**Work order:** Using the records below, filter for lines that contain the string "favicon" and copy them out.

**Material provided:**
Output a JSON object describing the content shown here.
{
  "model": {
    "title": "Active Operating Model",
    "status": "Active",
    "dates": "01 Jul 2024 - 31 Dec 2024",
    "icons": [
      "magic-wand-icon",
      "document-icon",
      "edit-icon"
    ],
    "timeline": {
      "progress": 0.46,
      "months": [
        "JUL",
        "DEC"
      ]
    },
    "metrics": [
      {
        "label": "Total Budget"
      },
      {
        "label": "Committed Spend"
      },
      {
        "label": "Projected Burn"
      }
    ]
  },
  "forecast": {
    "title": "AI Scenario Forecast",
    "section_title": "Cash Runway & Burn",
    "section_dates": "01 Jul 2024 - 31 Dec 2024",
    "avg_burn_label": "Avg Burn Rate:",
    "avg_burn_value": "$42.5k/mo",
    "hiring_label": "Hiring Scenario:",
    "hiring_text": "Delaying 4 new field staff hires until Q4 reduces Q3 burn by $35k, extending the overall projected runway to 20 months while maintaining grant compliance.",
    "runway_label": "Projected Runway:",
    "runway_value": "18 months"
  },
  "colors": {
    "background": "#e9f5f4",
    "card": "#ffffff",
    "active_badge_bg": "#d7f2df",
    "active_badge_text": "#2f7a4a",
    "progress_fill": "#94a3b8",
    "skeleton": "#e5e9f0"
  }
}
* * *
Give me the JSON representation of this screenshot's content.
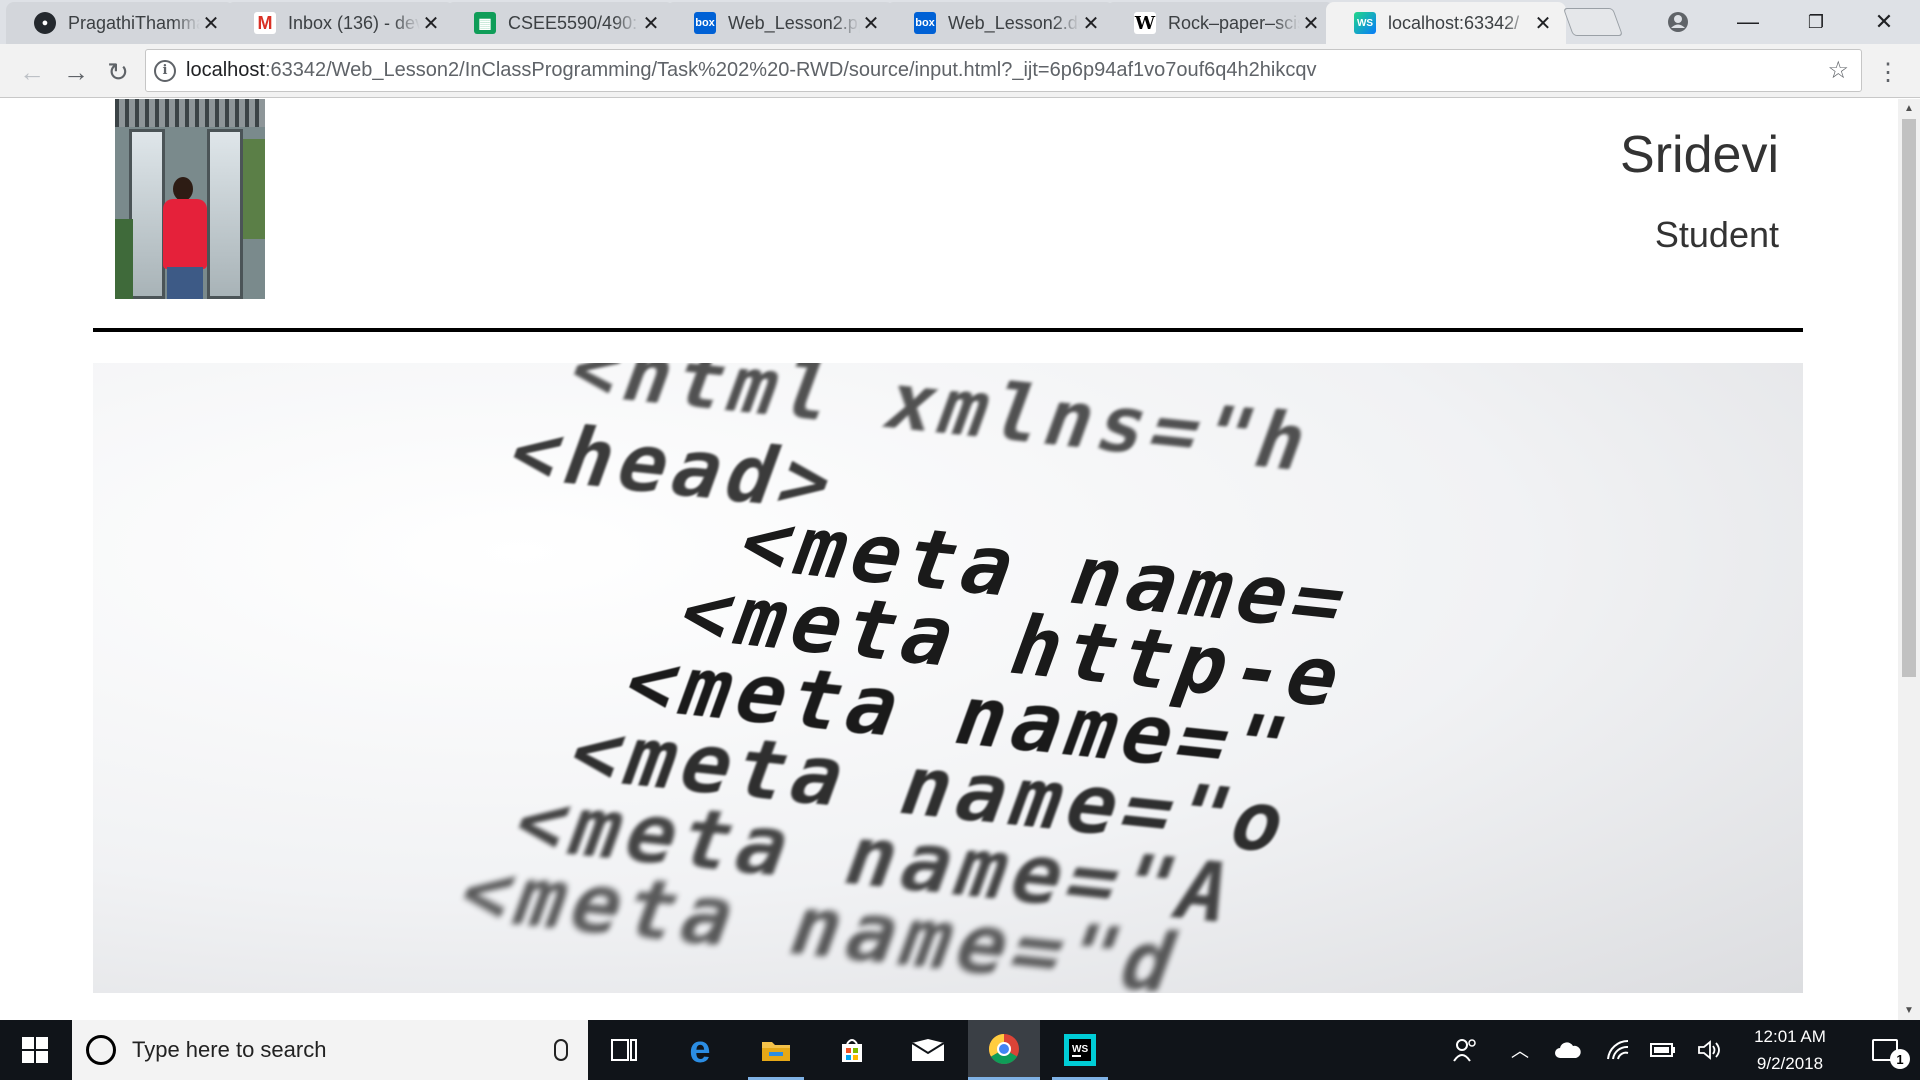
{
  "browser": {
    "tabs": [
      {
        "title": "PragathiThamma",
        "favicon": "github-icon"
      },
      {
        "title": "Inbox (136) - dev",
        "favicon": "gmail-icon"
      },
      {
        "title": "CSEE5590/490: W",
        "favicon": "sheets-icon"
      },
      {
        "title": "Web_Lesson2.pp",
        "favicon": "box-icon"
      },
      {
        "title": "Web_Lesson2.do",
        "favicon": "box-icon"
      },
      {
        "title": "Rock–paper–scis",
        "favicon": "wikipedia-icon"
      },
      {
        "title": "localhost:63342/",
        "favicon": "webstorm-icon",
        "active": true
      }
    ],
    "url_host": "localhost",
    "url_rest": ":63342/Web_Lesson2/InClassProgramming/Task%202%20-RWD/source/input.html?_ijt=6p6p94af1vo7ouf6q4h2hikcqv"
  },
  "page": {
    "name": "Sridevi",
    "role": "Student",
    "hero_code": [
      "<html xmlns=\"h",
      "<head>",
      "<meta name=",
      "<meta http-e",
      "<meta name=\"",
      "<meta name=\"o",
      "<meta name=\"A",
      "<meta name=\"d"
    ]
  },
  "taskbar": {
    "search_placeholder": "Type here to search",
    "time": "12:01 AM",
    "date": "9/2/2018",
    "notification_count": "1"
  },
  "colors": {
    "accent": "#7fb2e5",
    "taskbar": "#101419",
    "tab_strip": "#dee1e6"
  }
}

**Solution to the exercise:**
        "favicon": "github-icon"
        "favicon": "gmail-icon"
        "favicon": "sheets-icon"
        "favicon": "box-icon"
        "favicon": "box-icon"
        "favicon": "wikipedia-icon"
        "favicon": "webstorm-icon",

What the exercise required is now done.